Our collective experiences in choral music go back even further. Lesley grew up in a musical family; her mother was a professional pianist, choral trainer and music educator and her father was a baritone. “Family singing (including two sisters) was part of our routine, and I very quickly learned how to listen, harmonise and sing whichever part was allocated to me.” Lesley was subsequently a founder member of several choirs in the Mother City, including the St George’s Singers with Barry Smith, the six-part True Voices and our own VOX.

Kyle is also a founder member of VOX and coordinates our performance logistics. He started his choral singing career under Barry Smith as well – and although the most recent one of us to join the singing world, he loves how he has grown musically over the past decade. Dirk has sung in many university choirs, from the Free State to Stellenbosch, and has also been on stage with the CAPAB and Cape Town Opera choruses. We were very pleased to welcome him to VOX earlier this year as one of our newest recruits.

What is it that brought this trio of presenters to VOX? Perhaps it is the musical vision of VOX, which is a little different from other choirs: we enjoy singing seldom-heard music in unconventional spaces. “People also expect a lot more from a performance these days,” Kyle says. “We have to compete for their attention against television, movies, video games and theatre productions that are getting bigger and better. We like to enhance our listening experience with extra-musical elements such as atmospheric lighting and interesting projections or by offering drinks that are linked to the music we are singing – such as steaming glühwein when we took our listeners on a musical voyage to the northern lights.”

What do singing in a choir and broadcasting have in common? For Dirk, besides the obvious answer of the voice (“No, that is a joke!” he confesses), it is all about the wonder of sound, telling a story and engaging your audience – “making our listeners feel and think”. Lesley emphasises the importance of listening as a fundamental requirement of both ensemble singing and broadcasting; for the latter, a presenter needs to “select music with a listener’s ear”. Kyle adds that, although radio can be a solitary medium relying on the “theatre of the mind”, live choral music is about teamwork and enriching the senses beyond the ears. “My programmes are a bit like our VOX performances in the sense that I plan both a playlist and a script so that listeners leave with a cohesive memory of something that was special for them.”

You can experience one of our immersive VOX recitals yourself on 12 August at 8 pm. Entitled Eternal Echoes, this concert comprises a programme of exquisite choral music ranging from the sonorous textures of the Vespers by Rachmaninov to masterpieces by Tchaikovsky, Sir John Tavener and William Byrd.
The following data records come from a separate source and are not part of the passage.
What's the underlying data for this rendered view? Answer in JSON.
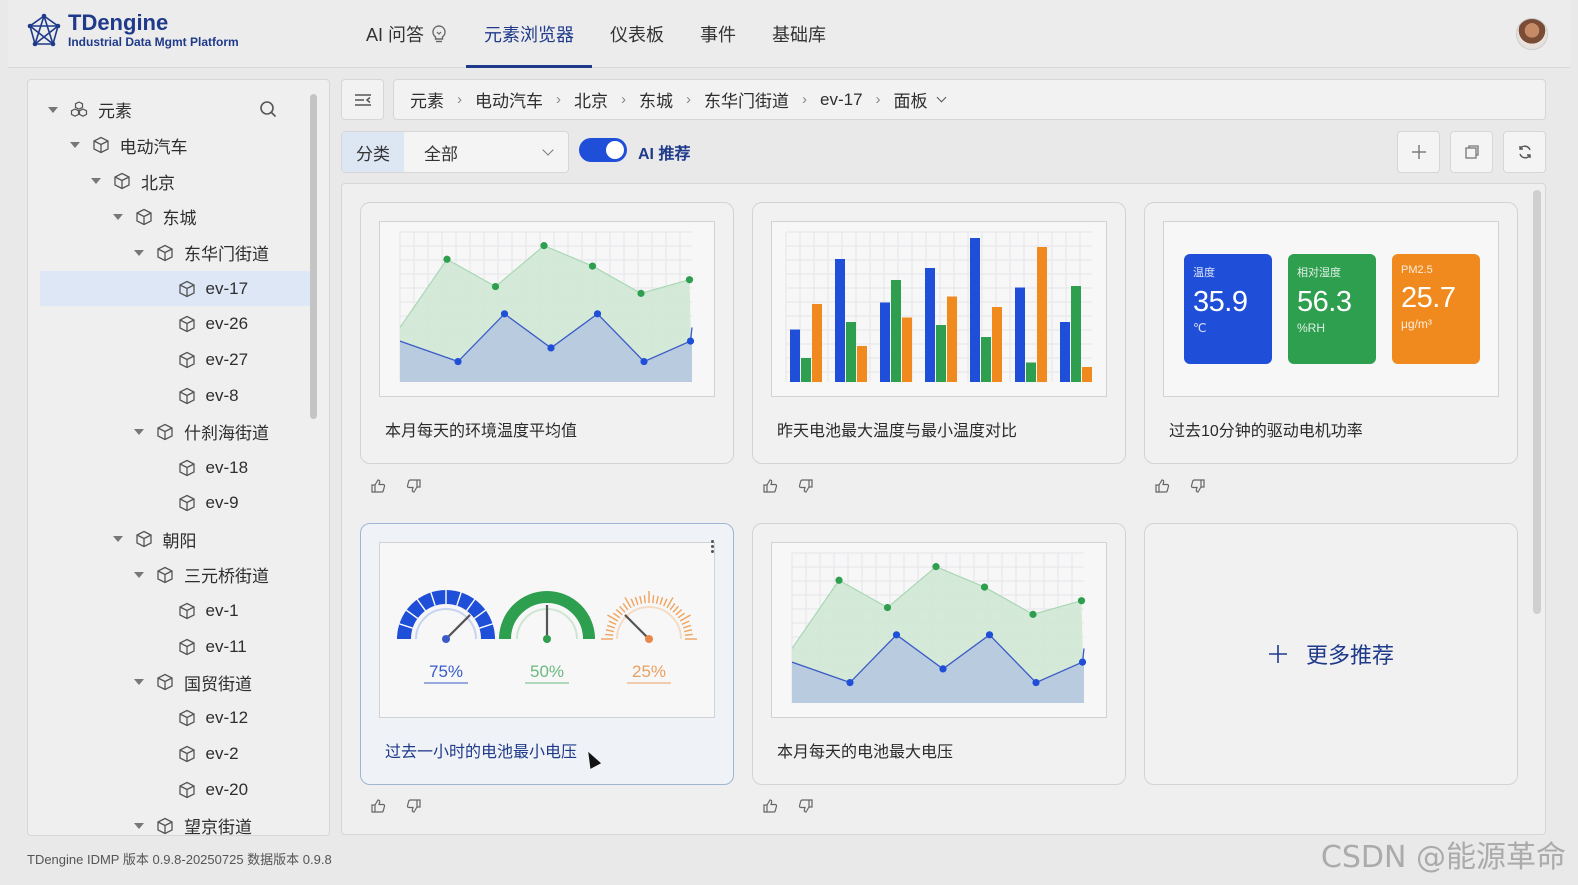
{
  "app": {
    "name": "TDengine",
    "tagline": "Industrial Data Mgmt Platform"
  },
  "nav": {
    "items": [
      {
        "label": "AI 问答"
      },
      {
        "label": "元素浏览器"
      },
      {
        "label": "仪表板"
      },
      {
        "label": "事件"
      },
      {
        "label": "基础库"
      }
    ],
    "active": "元素浏览器"
  },
  "tree": {
    "root": "元素",
    "items": [
      {
        "label": "电动汽车"
      },
      {
        "label": "北京"
      },
      {
        "label": "东城"
      },
      {
        "label": "东华门街道"
      },
      {
        "label": "ev-17"
      },
      {
        "label": "ev-26"
      },
      {
        "label": "ev-27"
      },
      {
        "label": "ev-8"
      },
      {
        "label": "什刹海街道"
      },
      {
        "label": "ev-18"
      },
      {
        "label": "ev-9"
      },
      {
        "label": "朝阳"
      },
      {
        "label": "三元桥街道"
      },
      {
        "label": "ev-1"
      },
      {
        "label": "ev-11"
      },
      {
        "label": "国贸街道"
      },
      {
        "label": "ev-12"
      },
      {
        "label": "ev-2"
      },
      {
        "label": "ev-20"
      },
      {
        "label": "望京街道"
      }
    ],
    "selected": "ev-17"
  },
  "breadcrumb": [
    "元素",
    "电动汽车",
    "北京",
    "东城",
    "东华门街道",
    "ev-17",
    "面板"
  ],
  "filter": {
    "label": "分类",
    "value": "全部"
  },
  "ai_toggle": {
    "label": "AI 推荐",
    "on": true
  },
  "cards": [
    {
      "title": "本月每天的环境温度平均值",
      "type": "area"
    },
    {
      "title": "昨天电池最大温度与最小温度对比",
      "type": "bar"
    },
    {
      "title": "过去10分钟的驱动电机功率",
      "type": "stat"
    },
    {
      "title": "过去一小时的电池最小电压",
      "type": "gauge"
    },
    {
      "title": "本月每天的电池最大电压",
      "type": "area"
    }
  ],
  "more": {
    "label": "更多推荐"
  },
  "stat_tiles": [
    {
      "label": "温度",
      "value": "35.9",
      "unit": "℃",
      "color": "#1f4fd8"
    },
    {
      "label": "相对湿度",
      "value": "56.3",
      "unit": "%RH",
      "color": "#2e9e4f"
    },
    {
      "label": "PM2.5",
      "value": "25.7",
      "unit": "μg/m³",
      "color": "#f08a1f"
    }
  ],
  "gauges": [
    {
      "label": "75%",
      "value": 0.75,
      "color": "#1f4fd8"
    },
    {
      "label": "50%",
      "value": 0.5,
      "color": "#2e9e4f"
    },
    {
      "label": "25%",
      "value": 0.25,
      "color": "#f0a35a"
    }
  ],
  "area_chart": {
    "series_a": [
      4,
      9,
      7,
      10,
      8.5,
      6.5,
      7.5
    ],
    "series_b": [
      1.5,
      5,
      2.5,
      5,
      1.5,
      3
    ]
  },
  "bar_chart": {
    "series": [
      {
        "color": "#1f4fd8",
        "values": [
          3.5,
          8.2,
          5.3,
          7.6,
          9.6,
          6.3,
          4.0
        ]
      },
      {
        "color": "#2e9e4f",
        "values": [
          1.6,
          4.0,
          6.8,
          3.8,
          3.0,
          1.3,
          6.4
        ]
      },
      {
        "color": "#f08a1f",
        "values": [
          5.2,
          2.4,
          4.3,
          5.7,
          5.0,
          9.0,
          1.0
        ]
      }
    ]
  },
  "footer": "TDengine IDMP 版本 0.9.8-20250725 数据版本 0.9.8",
  "watermark": "CSDN @能源革命"
}
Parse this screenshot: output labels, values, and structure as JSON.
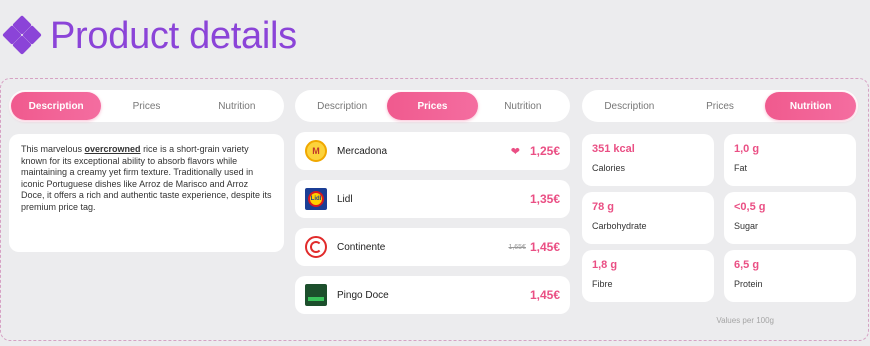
{
  "header": {
    "title": "Product details"
  },
  "panels": [
    {
      "tabs": [
        "Description",
        "Prices",
        "Nutrition"
      ],
      "active": 0,
      "description": {
        "before": "This marvelous ",
        "highlight": "overcrowned",
        "after": " rice is a short-grain variety known for its exceptional ability to absorb flavors while maintaining a creamy yet firm texture. Traditionally used in iconic Portuguese dishes like Arroz de Marisco and Arroz Doce, it offers a rich and authentic taste experience, despite its premium price tag."
      }
    },
    {
      "tabs": [
        "Description",
        "Prices",
        "Nutrition"
      ],
      "active": 1,
      "stores": [
        {
          "name": "Mercadona",
          "logo": "mercadona-logo",
          "badge": "❤",
          "old_price": "",
          "price": "1,25€"
        },
        {
          "name": "Lidl",
          "logo": "lidl-logo",
          "badge": "",
          "old_price": "",
          "price": "1,35€"
        },
        {
          "name": "Continente",
          "logo": "continente-logo",
          "badge": "",
          "old_price": "1,65€",
          "price": "1,45€"
        },
        {
          "name": "Pingo Doce",
          "logo": "pingo-doce-logo",
          "badge": "",
          "old_price": "",
          "price": "1,45€"
        }
      ]
    },
    {
      "tabs": [
        "Description",
        "Prices",
        "Nutrition"
      ],
      "active": 2,
      "nutrition": [
        {
          "value": "351 kcal",
          "label": "Calories"
        },
        {
          "value": "1,0 g",
          "label": "Fat"
        },
        {
          "value": "78 g",
          "label": "Carbohydrate"
        },
        {
          "value": "<0,5 g",
          "label": "Sugar"
        },
        {
          "value": "1,8 g",
          "label": "Fibre"
        },
        {
          "value": "6,5 g",
          "label": "Protein"
        }
      ],
      "note": "Values per 100g"
    }
  ],
  "colors": {
    "accent": "#ea4f84",
    "title": "#8b44d8"
  }
}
The spacious grandeur of the Memorial Chapel at Bishops will be illuminated with candlelight, and we will be joining forces with the Johannesburg-based Chanticleer Singers and Richard Cock.

When asked what she is most looking forward to about our next performance, Lesley replies, “The rich sounds of the Vespers in that building and the privilege of having the Chanticleer Singers and Richard Cock with us.” For Dirk, “Oh, the music! The most sumptuous and meticulously curated pieces.” And Kyle promises that “you will not leave without having your heart and soul touched”!

Like FMR, VOX is a community organisation that supports and promotes the world’s most beautiful classical music. And while VOX does this in person, FMR reaches much larger audiences via the airwaves – meaning that our beloved station also plays an important role when VOX advertises its performances.

These are some of the musical themes that bring FMR and VOX together. Above all, it is surely the love of beautiful music and the privilege of sharing it with diverse audiences – and providing meaningful moments for them (and us) to pause and listen deeply… Moments that are best shared with the finest of friends.

Standing (L to R) John Woodland, Dirk Binneman
Sitting (L to R) Kyle Paulssen, Lesley Jennings